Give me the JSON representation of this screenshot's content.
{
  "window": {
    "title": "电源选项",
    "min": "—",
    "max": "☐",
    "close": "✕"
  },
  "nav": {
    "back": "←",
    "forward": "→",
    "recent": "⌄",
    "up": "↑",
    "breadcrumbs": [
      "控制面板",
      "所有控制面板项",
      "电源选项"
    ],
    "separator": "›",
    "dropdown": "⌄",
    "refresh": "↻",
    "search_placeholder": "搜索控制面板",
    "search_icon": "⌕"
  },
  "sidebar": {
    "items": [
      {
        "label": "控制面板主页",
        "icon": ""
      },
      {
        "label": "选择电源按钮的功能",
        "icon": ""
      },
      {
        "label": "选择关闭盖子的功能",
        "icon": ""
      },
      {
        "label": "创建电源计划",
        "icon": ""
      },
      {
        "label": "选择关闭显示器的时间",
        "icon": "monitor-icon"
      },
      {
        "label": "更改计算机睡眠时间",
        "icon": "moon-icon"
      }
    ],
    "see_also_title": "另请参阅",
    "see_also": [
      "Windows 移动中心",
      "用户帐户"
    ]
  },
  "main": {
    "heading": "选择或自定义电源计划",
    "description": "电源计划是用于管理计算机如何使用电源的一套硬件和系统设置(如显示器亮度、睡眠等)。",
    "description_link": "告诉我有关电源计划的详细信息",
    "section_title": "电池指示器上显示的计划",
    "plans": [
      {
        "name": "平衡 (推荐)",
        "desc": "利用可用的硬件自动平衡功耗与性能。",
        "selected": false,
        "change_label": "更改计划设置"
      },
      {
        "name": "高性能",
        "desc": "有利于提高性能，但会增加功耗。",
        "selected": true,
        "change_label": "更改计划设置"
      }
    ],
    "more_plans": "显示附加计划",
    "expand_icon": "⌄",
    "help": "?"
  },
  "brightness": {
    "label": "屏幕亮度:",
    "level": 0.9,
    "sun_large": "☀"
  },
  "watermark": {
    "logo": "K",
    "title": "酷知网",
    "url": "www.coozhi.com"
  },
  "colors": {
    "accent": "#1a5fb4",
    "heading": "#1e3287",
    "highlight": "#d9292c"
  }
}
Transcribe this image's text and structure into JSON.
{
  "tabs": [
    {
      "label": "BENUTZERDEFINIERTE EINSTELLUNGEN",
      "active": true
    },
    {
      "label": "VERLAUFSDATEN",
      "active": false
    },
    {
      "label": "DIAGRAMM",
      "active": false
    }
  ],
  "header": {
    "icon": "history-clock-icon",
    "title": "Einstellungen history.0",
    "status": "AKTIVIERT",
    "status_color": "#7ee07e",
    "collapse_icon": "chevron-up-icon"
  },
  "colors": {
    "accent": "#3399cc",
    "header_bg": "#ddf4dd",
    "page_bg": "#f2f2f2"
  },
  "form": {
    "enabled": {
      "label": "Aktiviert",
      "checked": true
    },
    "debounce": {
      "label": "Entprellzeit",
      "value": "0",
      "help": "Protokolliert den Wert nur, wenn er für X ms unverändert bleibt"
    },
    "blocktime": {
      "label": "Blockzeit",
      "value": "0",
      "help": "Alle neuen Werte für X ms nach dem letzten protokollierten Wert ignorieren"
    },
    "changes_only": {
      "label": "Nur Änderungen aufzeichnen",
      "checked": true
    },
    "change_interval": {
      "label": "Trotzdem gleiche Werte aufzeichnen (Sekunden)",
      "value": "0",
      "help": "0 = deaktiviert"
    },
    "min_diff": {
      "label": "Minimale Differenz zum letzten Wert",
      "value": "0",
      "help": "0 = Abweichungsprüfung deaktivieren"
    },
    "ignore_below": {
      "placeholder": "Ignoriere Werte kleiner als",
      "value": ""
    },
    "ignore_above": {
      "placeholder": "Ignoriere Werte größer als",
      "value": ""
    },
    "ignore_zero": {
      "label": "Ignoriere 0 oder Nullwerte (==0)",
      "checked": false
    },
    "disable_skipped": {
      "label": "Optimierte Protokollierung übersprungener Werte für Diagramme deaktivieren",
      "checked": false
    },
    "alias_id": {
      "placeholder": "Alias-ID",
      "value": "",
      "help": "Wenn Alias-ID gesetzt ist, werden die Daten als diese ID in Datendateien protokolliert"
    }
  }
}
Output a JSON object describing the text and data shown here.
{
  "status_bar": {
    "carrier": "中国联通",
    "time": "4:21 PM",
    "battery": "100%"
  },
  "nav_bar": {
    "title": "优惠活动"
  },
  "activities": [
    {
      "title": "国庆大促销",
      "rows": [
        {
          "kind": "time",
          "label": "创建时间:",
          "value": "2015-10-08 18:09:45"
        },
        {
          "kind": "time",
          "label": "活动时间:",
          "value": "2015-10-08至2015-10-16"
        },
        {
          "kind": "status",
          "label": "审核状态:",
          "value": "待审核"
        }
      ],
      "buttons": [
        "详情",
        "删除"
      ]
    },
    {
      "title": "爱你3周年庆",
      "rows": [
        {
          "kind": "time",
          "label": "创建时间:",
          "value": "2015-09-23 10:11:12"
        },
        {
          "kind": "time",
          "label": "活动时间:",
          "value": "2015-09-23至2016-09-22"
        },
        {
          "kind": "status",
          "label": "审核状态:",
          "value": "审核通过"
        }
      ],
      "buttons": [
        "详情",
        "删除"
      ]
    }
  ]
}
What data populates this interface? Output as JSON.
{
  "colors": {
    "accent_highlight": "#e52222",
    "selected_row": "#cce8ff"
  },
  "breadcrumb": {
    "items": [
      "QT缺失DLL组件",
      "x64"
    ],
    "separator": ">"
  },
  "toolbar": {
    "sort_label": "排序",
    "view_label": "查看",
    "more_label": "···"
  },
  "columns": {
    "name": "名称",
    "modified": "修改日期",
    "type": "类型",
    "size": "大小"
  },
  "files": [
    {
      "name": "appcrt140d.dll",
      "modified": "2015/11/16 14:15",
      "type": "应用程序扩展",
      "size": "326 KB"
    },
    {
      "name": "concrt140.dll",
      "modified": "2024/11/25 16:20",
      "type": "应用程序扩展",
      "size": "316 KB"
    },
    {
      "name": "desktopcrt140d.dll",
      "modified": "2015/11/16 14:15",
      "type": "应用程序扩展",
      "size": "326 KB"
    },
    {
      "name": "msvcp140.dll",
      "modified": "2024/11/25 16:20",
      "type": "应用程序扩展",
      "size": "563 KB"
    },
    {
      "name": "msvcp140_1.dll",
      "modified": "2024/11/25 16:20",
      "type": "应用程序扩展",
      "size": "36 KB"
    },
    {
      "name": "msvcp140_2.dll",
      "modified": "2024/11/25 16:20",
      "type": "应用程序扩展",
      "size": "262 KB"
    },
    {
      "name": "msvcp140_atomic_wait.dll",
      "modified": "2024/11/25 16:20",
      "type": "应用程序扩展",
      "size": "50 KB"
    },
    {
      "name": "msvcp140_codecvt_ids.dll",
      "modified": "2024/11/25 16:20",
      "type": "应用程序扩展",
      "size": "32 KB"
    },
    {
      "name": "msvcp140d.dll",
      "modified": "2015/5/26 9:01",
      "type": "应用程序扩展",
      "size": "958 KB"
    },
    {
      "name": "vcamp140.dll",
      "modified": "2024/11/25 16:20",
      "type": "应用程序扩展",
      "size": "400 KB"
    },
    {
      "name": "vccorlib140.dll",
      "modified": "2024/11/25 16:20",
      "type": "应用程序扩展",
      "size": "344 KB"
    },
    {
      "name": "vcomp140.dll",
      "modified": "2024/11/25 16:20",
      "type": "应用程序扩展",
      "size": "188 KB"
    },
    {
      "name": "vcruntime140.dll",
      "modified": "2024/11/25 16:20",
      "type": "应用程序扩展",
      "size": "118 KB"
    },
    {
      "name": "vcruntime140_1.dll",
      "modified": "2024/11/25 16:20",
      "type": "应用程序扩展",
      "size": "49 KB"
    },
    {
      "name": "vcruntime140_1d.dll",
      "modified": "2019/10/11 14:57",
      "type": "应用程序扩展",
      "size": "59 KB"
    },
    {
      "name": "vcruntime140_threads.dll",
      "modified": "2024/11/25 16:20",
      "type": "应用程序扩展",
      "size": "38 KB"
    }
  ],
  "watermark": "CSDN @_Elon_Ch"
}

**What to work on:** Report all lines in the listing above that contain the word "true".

**Result for this exercise:**
        "selected": true,
      "active": true
      "checked": true
      "checked": true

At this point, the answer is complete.